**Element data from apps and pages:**
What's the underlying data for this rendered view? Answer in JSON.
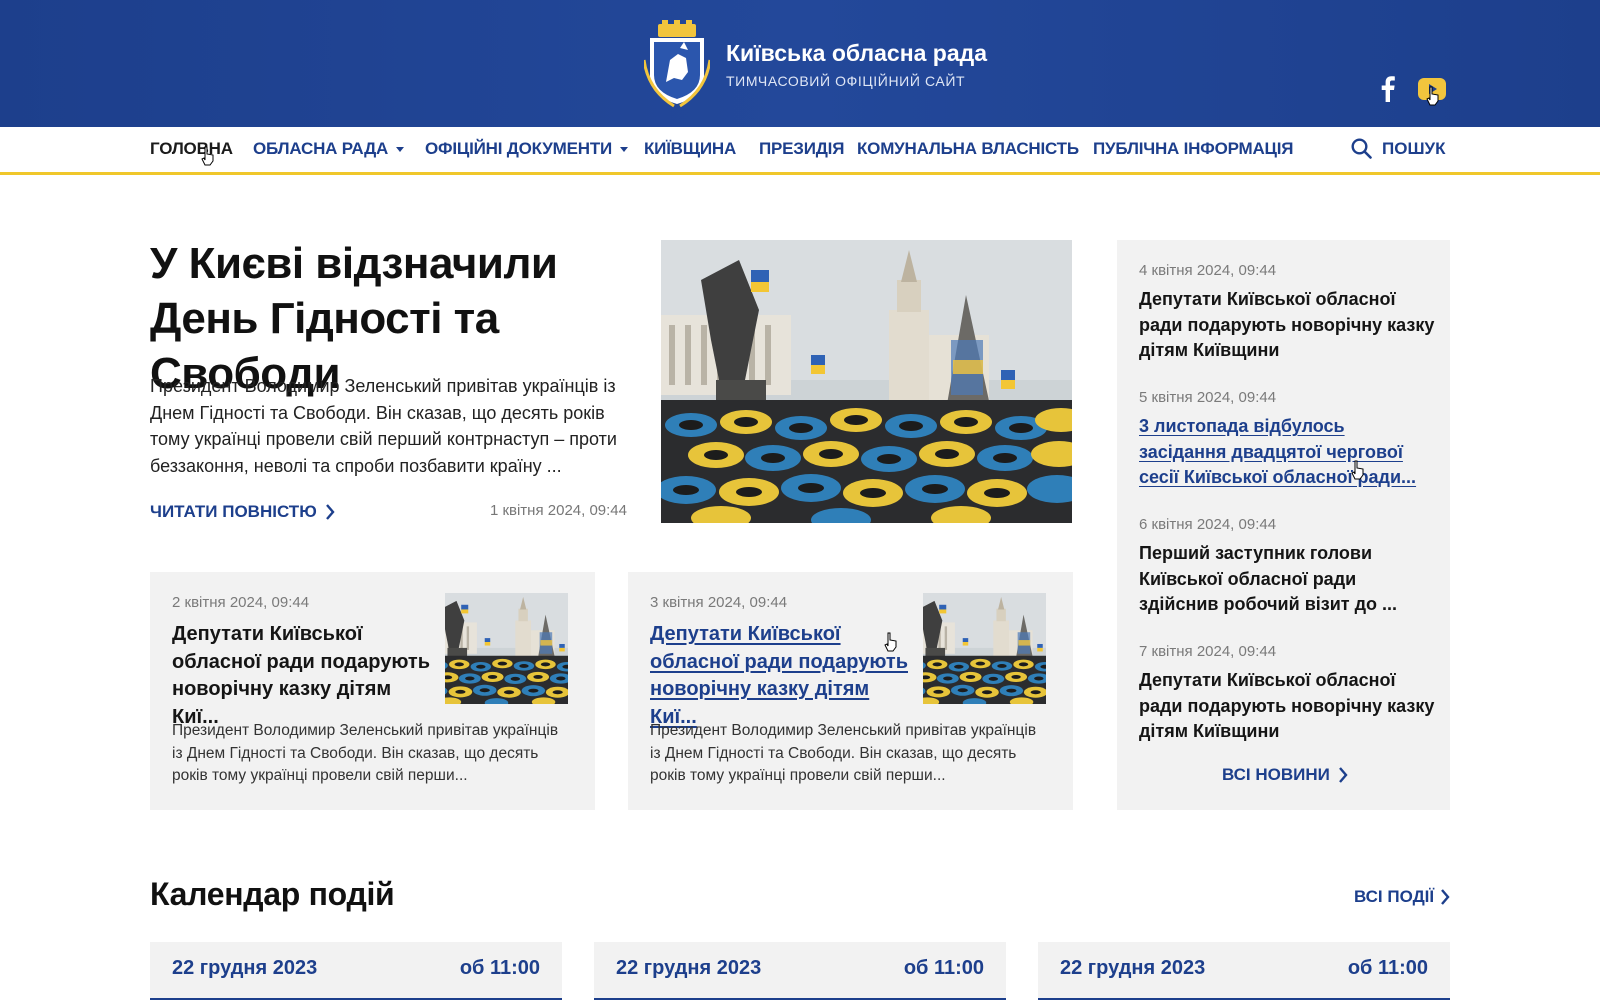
{
  "colors": {
    "primary": "#1d3f8c",
    "accent": "#f0c72a",
    "card_bg": "#f2f2f2"
  },
  "header": {
    "title": "Київська обласна рада",
    "subtitle": "ТИМЧАСОВИЙ ОФІЦІЙНИЙ САЙТ",
    "emblem_icon": "kyiv-oblast-emblem-icon",
    "social": [
      {
        "name": "facebook-icon"
      },
      {
        "name": "youtube-icon"
      }
    ]
  },
  "nav": {
    "items": [
      {
        "label": "ГОЛОВНА",
        "active": true
      },
      {
        "label": "ОБЛАСНА РАДА",
        "dropdown": true
      },
      {
        "label": "ОФІЦІЙНІ ДОКУМЕНТИ",
        "dropdown": true
      },
      {
        "label": "КИЇВЩИНА"
      },
      {
        "label": "ПРЕЗИДІЯ"
      },
      {
        "label": "КОМУНАЛЬНА ВЛАСНІСТЬ"
      },
      {
        "label": "ПУБЛІЧНА ІНФОРМАЦІЯ"
      }
    ],
    "search_label": "ПОШУК"
  },
  "hero": {
    "title": "У Києві відзначили День Гідності та Свободи",
    "text": "Президент Володимир Зеленський привітав українців із Днем Гідності та Свободи. Він сказав, що десять років тому українці провели свій перший контрнаступ – проти беззаконня, неволі та спроби позбавити країну ...",
    "read_more": "ЧИТАТИ ПОВНІСТЮ",
    "date": "1 квітня 2024, 09:44"
  },
  "cards": [
    {
      "date": "2 квітня 2024, 09:44",
      "title": "Депутати Київської обласної ради подарують новорічну казку дітям Киї...",
      "text": "Президент Володимир Зеленський привітав українців із Днем Гідності та Свободи. Він сказав, що десять років тому українці провели свій перши..."
    },
    {
      "date": "3 квітня 2024, 09:44",
      "title": "Депутати Київської обласної ради подарують новорічну казку дітям Киї...",
      "text": "Президент Володимир Зеленський привітав українців із Днем Гідності та Свободи. Він сказав, що десять років тому українці провели свій перши..."
    }
  ],
  "sidebar": {
    "items": [
      {
        "date": "4 квітня 2024, 09:44",
        "title": "Депутати Київської обласної ради подарують новорічну казку дітям Київщини"
      },
      {
        "date": "5 квітня 2024, 09:44",
        "title": "3 листопада відбулось засідання двадцятої чергової сесії Київської обласної ради..."
      },
      {
        "date": "6 квітня 2024, 09:44",
        "title": "Перший заступник голови Київської обласної ради здійснив робочий візит до ..."
      },
      {
        "date": "7 квітня 2024, 09:44",
        "title": "Депутати Київської обласної ради подарують новорічну казку дітям Київщини"
      }
    ],
    "all_news": "ВСІ НОВИНИ"
  },
  "calendar": {
    "title": "Календар подій",
    "all_events": "ВСІ ПОДІЇ",
    "events": [
      {
        "date": "22 грудня 2023",
        "time": "об 11:00"
      },
      {
        "date": "22 грудня 2023",
        "time": "об 11:00"
      },
      {
        "date": "22 грудня 2023",
        "time": "об 11:00"
      }
    ]
  }
}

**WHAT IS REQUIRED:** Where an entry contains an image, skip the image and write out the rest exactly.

**RESULT FOR THIS TASK:**
What's the underlying data for this rendered view? Answer in JSON.
{
  "colors": {
    "primary": "#1d3f8c",
    "accent": "#f0c72a",
    "card_bg": "#f2f2f2"
  },
  "header": {
    "title": "Київська обласна рада",
    "subtitle": "ТИМЧАСОВИЙ ОФІЦІЙНИЙ САЙТ",
    "emblem_icon": "kyiv-oblast-emblem-icon",
    "social": [
      {
        "name": "facebook-icon"
      },
      {
        "name": "youtube-icon"
      }
    ]
  },
  "nav": {
    "items": [
      {
        "label": "ГОЛОВНА",
        "active": true
      },
      {
        "label": "ОБЛАСНА РАДА",
        "dropdown": true
      },
      {
        "label": "ОФІЦІЙНІ ДОКУМЕНТИ",
        "dropdown": true
      },
      {
        "label": "КИЇВЩИНА"
      },
      {
        "label": "ПРЕЗИДІЯ"
      },
      {
        "label": "КОМУНАЛЬНА ВЛАСНІСТЬ"
      },
      {
        "label": "ПУБЛІЧНА ІНФОРМАЦІЯ"
      }
    ],
    "search_label": "ПОШУК"
  },
  "hero": {
    "title": "У Києві відзначили День Гідності та Свободи",
    "text": "Президент Володимир Зеленський привітав українців із Днем Гідності та Свободи. Він сказав, що десять років тому українці провели свій перший контрнаступ – проти беззаконня, неволі та спроби позбавити країну ...",
    "read_more": "ЧИТАТИ ПОВНІСТЮ",
    "date": "1 квітня 2024, 09:44"
  },
  "cards": [
    {
      "date": "2 квітня 2024, 09:44",
      "title": "Депутати Київської обласної ради подарують новорічну казку дітям Киї...",
      "text": "Президент Володимир Зеленський привітав українців із Днем Гідності та Свободи. Він сказав, що десять років тому українці провели свій перши..."
    },
    {
      "date": "3 квітня 2024, 09:44",
      "title": "Депутати Київської обласної ради подарують новорічну казку дітям Киї...",
      "text": "Президент Володимир Зеленський привітав українців із Днем Гідності та Свободи. Він сказав, що десять років тому українці провели свій перши..."
    }
  ],
  "sidebar": {
    "items": [
      {
        "date": "4 квітня 2024, 09:44",
        "title": "Депутати Київської обласної ради подарують новорічну казку дітям Київщини"
      },
      {
        "date": "5 квітня 2024, 09:44",
        "title": "3 листопада відбулось засідання двадцятої чергової сесії Київської обласної ради..."
      },
      {
        "date": "6 квітня 2024, 09:44",
        "title": "Перший заступник голови Київської обласної ради здійснив робочий візит до ..."
      },
      {
        "date": "7 квітня 2024, 09:44",
        "title": "Депутати Київської обласної ради подарують новорічну казку дітям Київщини"
      }
    ],
    "all_news": "ВСІ НОВИНИ"
  },
  "calendar": {
    "title": "Календар подій",
    "all_events": "ВСІ ПОДІЇ",
    "events": [
      {
        "date": "22 грудня 2023",
        "time": "об 11:00"
      },
      {
        "date": "22 грудня 2023",
        "time": "об 11:00"
      },
      {
        "date": "22 грудня 2023",
        "time": "об 11:00"
      }
    ]
  }
}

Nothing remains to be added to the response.